Suggestions for Effective and Efficient FOI (Freedom of Information) Policy and Procedures
Accepting that bureaucratic efficiency requires the use of a formal FOI procedure for requesting information from the City of Nanaimo, I would suggest the following practices which can minimize time and effort for all involved.
1. The development of an online FOI Request document which can be filled out and filed on line. (This will eliminate the effort of printing the FOI request, filling it out by hand and then scanning and submitting it online.)
2. The development of an automated online application for receiving FOI requests and responding with an appropriate time and date stamp to the sender. (This will eliminate time in the receipt and response to receipt of online requests. It will further eliminate the necessity to prepare a receipt letter, print it, and then send it by snail mail with its attendant costs as is currently the case.)
3. In a recent email it was stated that: “When a document is not routinely available to the public a person needs to make an application under FOIPPA.” A comprehensive description of the nature of the documents “not routinely available to the public is required. In a day and age when almost all documents are created and available digitally, it seems both archaic and arbitrary to keep any documents which are available to the public off line thus requiring the special efforts of both citizens and Staff to provide them.
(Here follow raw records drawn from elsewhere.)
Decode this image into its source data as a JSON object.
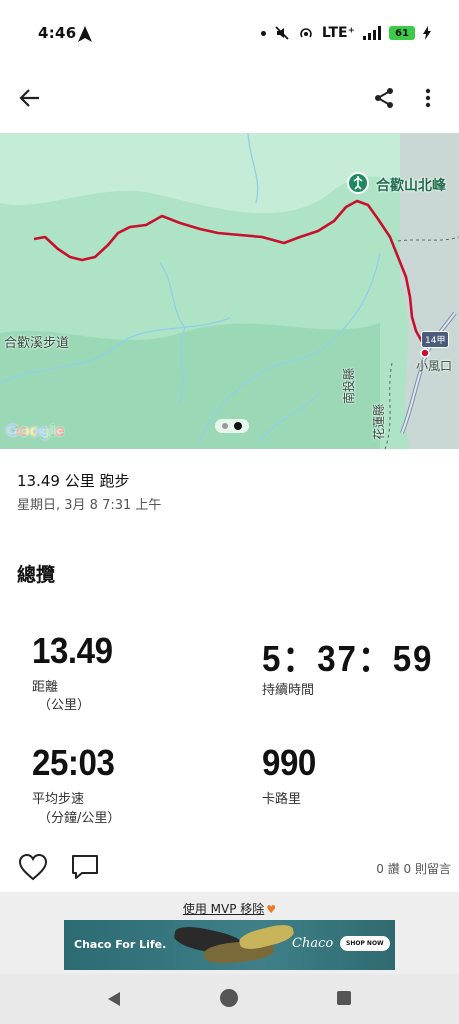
{
  "status_bar": {
    "time": "4:46",
    "network": "LTE⁺",
    "battery": "61"
  },
  "map": {
    "peak_label": "合歡山北峰",
    "trail_label": "合歡溪步道",
    "town_label": "小風口",
    "road_badge": "14甲",
    "county_1": "南投縣",
    "county_2": "花蓮縣",
    "attribution": "Google",
    "route_color": "#c8102e"
  },
  "activity": {
    "title": "13.49 公里 跑步",
    "date": "星期日, 3月 8 7:31 上午"
  },
  "summary": {
    "title": "總攬",
    "distance": {
      "value": "13.49",
      "label": "距離",
      "unit": "（公里）"
    },
    "duration": {
      "value": "5：37：59",
      "label": "持續時間"
    },
    "pace": {
      "value": "25:03",
      "label": "平均步速",
      "unit": "（分鐘/公里）"
    },
    "calories": {
      "value": "990",
      "label": "卡路里"
    }
  },
  "social": {
    "counts": "0 讚 0 則留言"
  },
  "ad": {
    "remove_text": "使用 MVP 移除",
    "headline": "Chaco For Life.",
    "brand": "Chaco",
    "cta": "SHOP NOW"
  }
}
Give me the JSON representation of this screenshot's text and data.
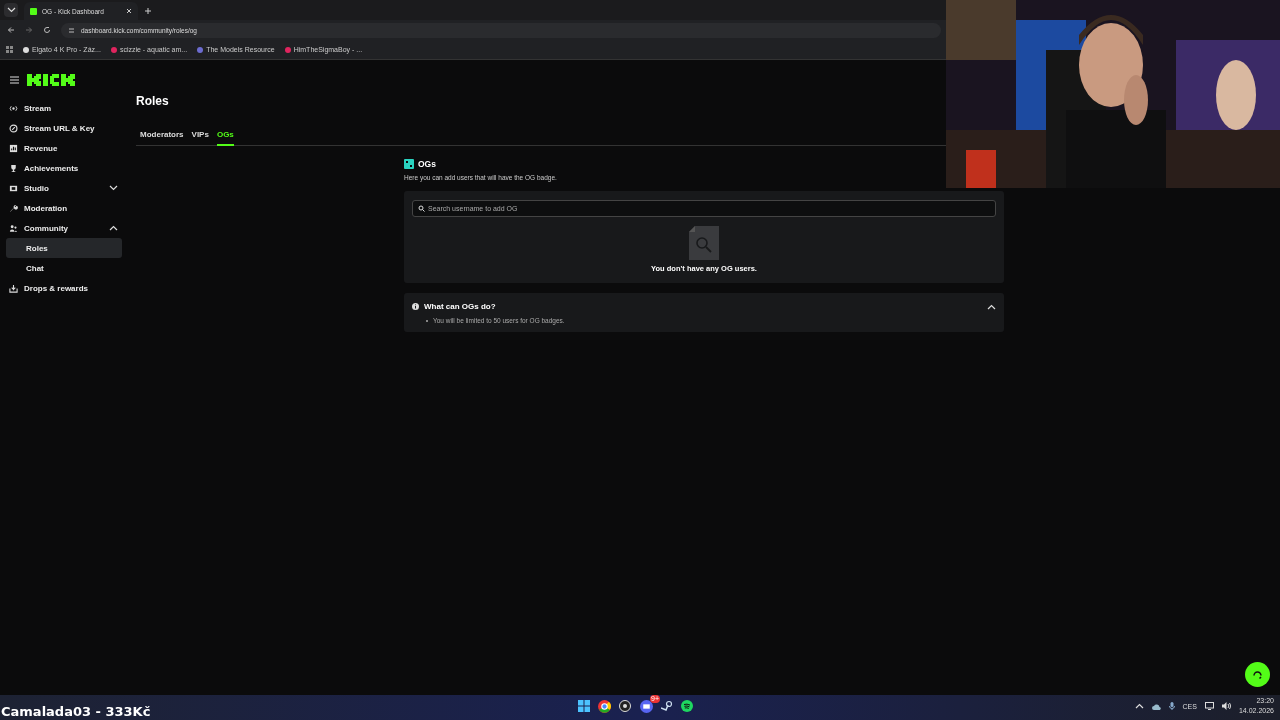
{
  "browser": {
    "tab_title": "OG - Kick Dashboard",
    "url": "dashboard.kick.com/community/roles/og",
    "bookmarks": [
      "Elgato 4 K Pro - Záz...",
      "scizzie - aquatic am...",
      "The Models Resource",
      "HimTheSigmaBoy - ..."
    ]
  },
  "sidebar": {
    "items": [
      {
        "label": "Stream",
        "selected": false
      },
      {
        "label": "Stream URL & Key",
        "selected": false
      },
      {
        "label": "Revenue",
        "selected": false
      },
      {
        "label": "Achievements",
        "selected": false
      },
      {
        "label": "Studio",
        "selected": false,
        "expanded": false
      },
      {
        "label": "Moderation",
        "selected": false
      },
      {
        "label": "Community",
        "selected": false,
        "expanded": true,
        "children": [
          {
            "label": "Roles",
            "selected": true
          },
          {
            "label": "Chat",
            "selected": false
          }
        ]
      },
      {
        "label": "Drops & rewards",
        "selected": false
      }
    ]
  },
  "page": {
    "title": "Roles",
    "tabs": [
      {
        "label": "Moderators",
        "selected": false
      },
      {
        "label": "VIPs",
        "selected": false
      },
      {
        "label": "OGs",
        "selected": true
      }
    ],
    "section": {
      "title": "OGs",
      "description": "Here you can add users that will have the OG badge.",
      "search": {
        "placeholder": "Search username to add OG"
      },
      "empty_text": "You don't have any OG users."
    },
    "faq": {
      "title": "What can OGs do?",
      "expanded": true,
      "items": [
        "You will be limited to 50 users for OG badges."
      ]
    }
  },
  "overlay_caption": "Camalada03 - 333Kč",
  "taskbar": {
    "discord_badge": "9+",
    "language": "CES",
    "time": "23:20",
    "date": "14.02.2026"
  }
}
If public documents are to be kept unavailable to direct access, the reasons for this should be made clear to the public and be debated by their representatives. A policy of this nature is too important to be left to Staff alone. (This will eliminate, or at least greatly reduce, quibbles about what information is “routinely available” to the public as well as make public information public without excess time or cost.)
4. A methodology for searching this information on line is needed which can accommodate the needs of the public to find the documents required which will minimize both time and difficulty for both the public and for Staff. (This can again reduce time and cost to the public and to Staff in information discovery.)
5. A policy is needed for the addition of documents which are not yet digitally available. I would suggest that we might begin by requiring digital documents in those few cases where they are not already automatic, that documents which come from the public may be digitized, as indeed they are for delegation requests, etc., and that historic documents not already digitally available be added by digitization, when they are requested by current manual FOI means. (This is needed to define the manner in which current or historic non digital information is added to the City’s web site.)
The objective of these suggestions is to improve both efficiency and effectiveness for both the public and for Staff by using our current digital technology to provide a win-win for both parties in the matter of Freedom of Information.
April 8, 2013
Freedom of information will be available quickly and at no cost when it is uncontroversial.
Freedom of information will be slow or impossible to obtain plus expensive when it is controversial.
As the public at large become aware of misdeeds & secretive council meetings the barriers to information rise as fast as the publics demands for it.
This is not a new phenonomen;more serious abuses can be found at the BC rail Bassi Virk trial or at Alexandra Mortons fight with DFO.
To expect other from the council ,now in power, is just unrealistic as they have taken secrecy to a level unaproached by previous mayors & councillors.